To me, the true power of social enterprise is its consideration of every single person as a client. The common term used in the philanthropic world for the people groups are working with is beneficiary – literally meaning that whatever they are receiving is “bene” or good.
When working with vulnerable populations, it is often assumed that anything we are doing to help is better than what they already have – and I think it’s fair to say that this is not always the case. And while business strive to provide clients with “bene”, it is not automatically assumed. This is the difference in considering people clients rather than beneficiaries. Businesses constantly look for feedback and metrics that they are providing clients with products and services that are truly good, not just good enough. If you think about Business 101, a business model starts something like this: listen to people, identify a market need, and develop a business that meets this need.
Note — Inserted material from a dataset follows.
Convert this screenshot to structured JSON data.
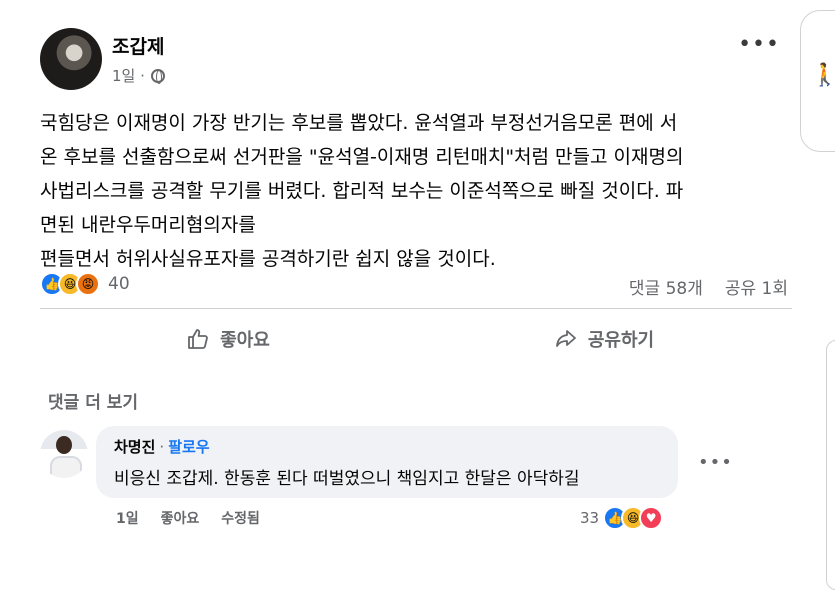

But for some reason this trajectory can get lost when we consider meeting the needs of some of the most vulnerable populations.
Right now I am working with a Mexico City based start-up, Vitaluz, that is working to bring solar power to the 2.2 million people in the country with no access to electricity. Currently, these families must resort to using alternatives that are harmful to their health and the environment such as candles, kerosene lamps or diesel generators. The most ironic and unjust part is that these alternatives are also the most expensive and inefficient lighting and electricity methods that exist. Using a social enterprise model has allowed Vitaluz to install and maintain solar systems with no upfront cost to the user as well as employ members of the community. Their social impact can already be seen in their 272 active users, who, on average, these save around $400pesos/month and reduce carbon emissions by 401kg/month. Vitaluz is currently working to scale their operations and become fully financially sustainable – so that this social impact can become sustainable as well.
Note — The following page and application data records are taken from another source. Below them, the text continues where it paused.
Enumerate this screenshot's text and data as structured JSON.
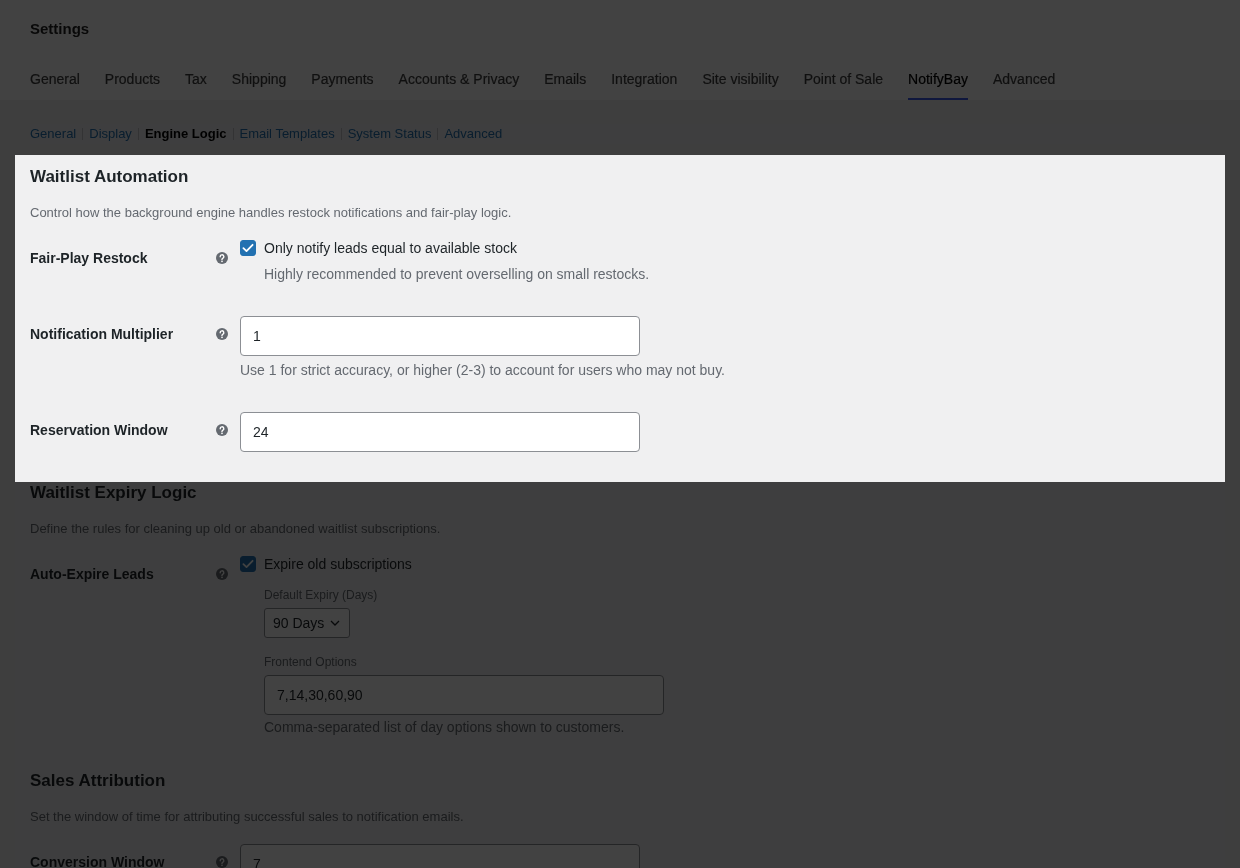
{
  "header": {
    "title": "Settings"
  },
  "tabs": [
    {
      "label": "General",
      "selected": false
    },
    {
      "label": "Products",
      "selected": false
    },
    {
      "label": "Tax",
      "selected": false
    },
    {
      "label": "Shipping",
      "selected": false
    },
    {
      "label": "Payments",
      "selected": false
    },
    {
      "label": "Accounts & Privacy",
      "selected": false
    },
    {
      "label": "Emails",
      "selected": false
    },
    {
      "label": "Integration",
      "selected": false
    },
    {
      "label": "Site visibility",
      "selected": false
    },
    {
      "label": "Point of Sale",
      "selected": false
    },
    {
      "label": "NotifyBay",
      "selected": true
    },
    {
      "label": "Advanced",
      "selected": false
    }
  ],
  "subnav": [
    {
      "label": "General",
      "selected": false
    },
    {
      "label": "Display",
      "selected": false
    },
    {
      "label": "Engine Logic",
      "selected": true
    },
    {
      "label": "Email Templates",
      "selected": false
    },
    {
      "label": "System Status",
      "selected": false
    },
    {
      "label": "Advanced",
      "selected": false
    }
  ],
  "sections": [
    {
      "title": "Waitlist Automation",
      "description": "Control how the background engine handles restock notifications and fair-play logic.",
      "highlighted": true,
      "rows": [
        {
          "kind": "checkbox",
          "label": "Fair-Play Restock",
          "option_label": "Only notify leads equal to available stock",
          "checked": true,
          "description": "Highly recommended to prevent overselling on small restocks."
        },
        {
          "kind": "input",
          "label": "Notification Multiplier",
          "value": "1",
          "description": "Use 1 for strict accuracy, or higher (2-3) to account for users who may not buy."
        },
        {
          "kind": "input",
          "label": "Reservation Window",
          "value": "24"
        }
      ]
    },
    {
      "title": "Waitlist Expiry Logic",
      "description": "Define the rules for cleaning up old or abandoned waitlist subscriptions.",
      "highlighted": false,
      "rows": [
        {
          "kind": "checkbox",
          "label": "Auto-Expire Leads",
          "option_label": "Expire old subscriptions",
          "checked": true,
          "fields": [
            {
              "kind": "select",
              "label": "Default Expiry (Days)",
              "value": "90 Days"
            },
            {
              "kind": "input",
              "label": "Frontend Options",
              "value": "7,14,30,60,90",
              "description": "Comma-separated list of day options shown to customers."
            }
          ]
        }
      ]
    },
    {
      "title": "Sales Attribution",
      "description": "Set the window of time for attributing successful sales to notification emails.",
      "highlighted": false,
      "rows": [
        {
          "kind": "input",
          "label": "Conversion Window",
          "value": "7"
        }
      ]
    }
  ]
}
Last year I graduated with a BS in International Business, and I’m currently pursuing my MBA. While many of my business classmates have very different goals, I am still inspired by the idea that I can use my education in a way to create positive impact. (And I challenge my fellow classmates to think of business in this way as well whenever I can!) If I didn’t believe that that this was possible, I would drop out of business school today. But from a workshop in Ecuador, to a rooftop in Mexico, and everywhere in between, evidence of the power of business models that truly create impact motivates me to continue.
Hannah is from from Dallas, Texas and recently graduated from the University of Denver with a BSBA in International Business followed-up with a minor in Leadership Studies. She is currently pursuing an MBA with a concentration in Sustainability Studies. Hannah hopes to work in the non-profit industry or social sector to further sustainability and community development efforts. She is an avid traveler, outdoor adventurist, ferocious foodie, and, above all, a people person that wants to share her passions with others.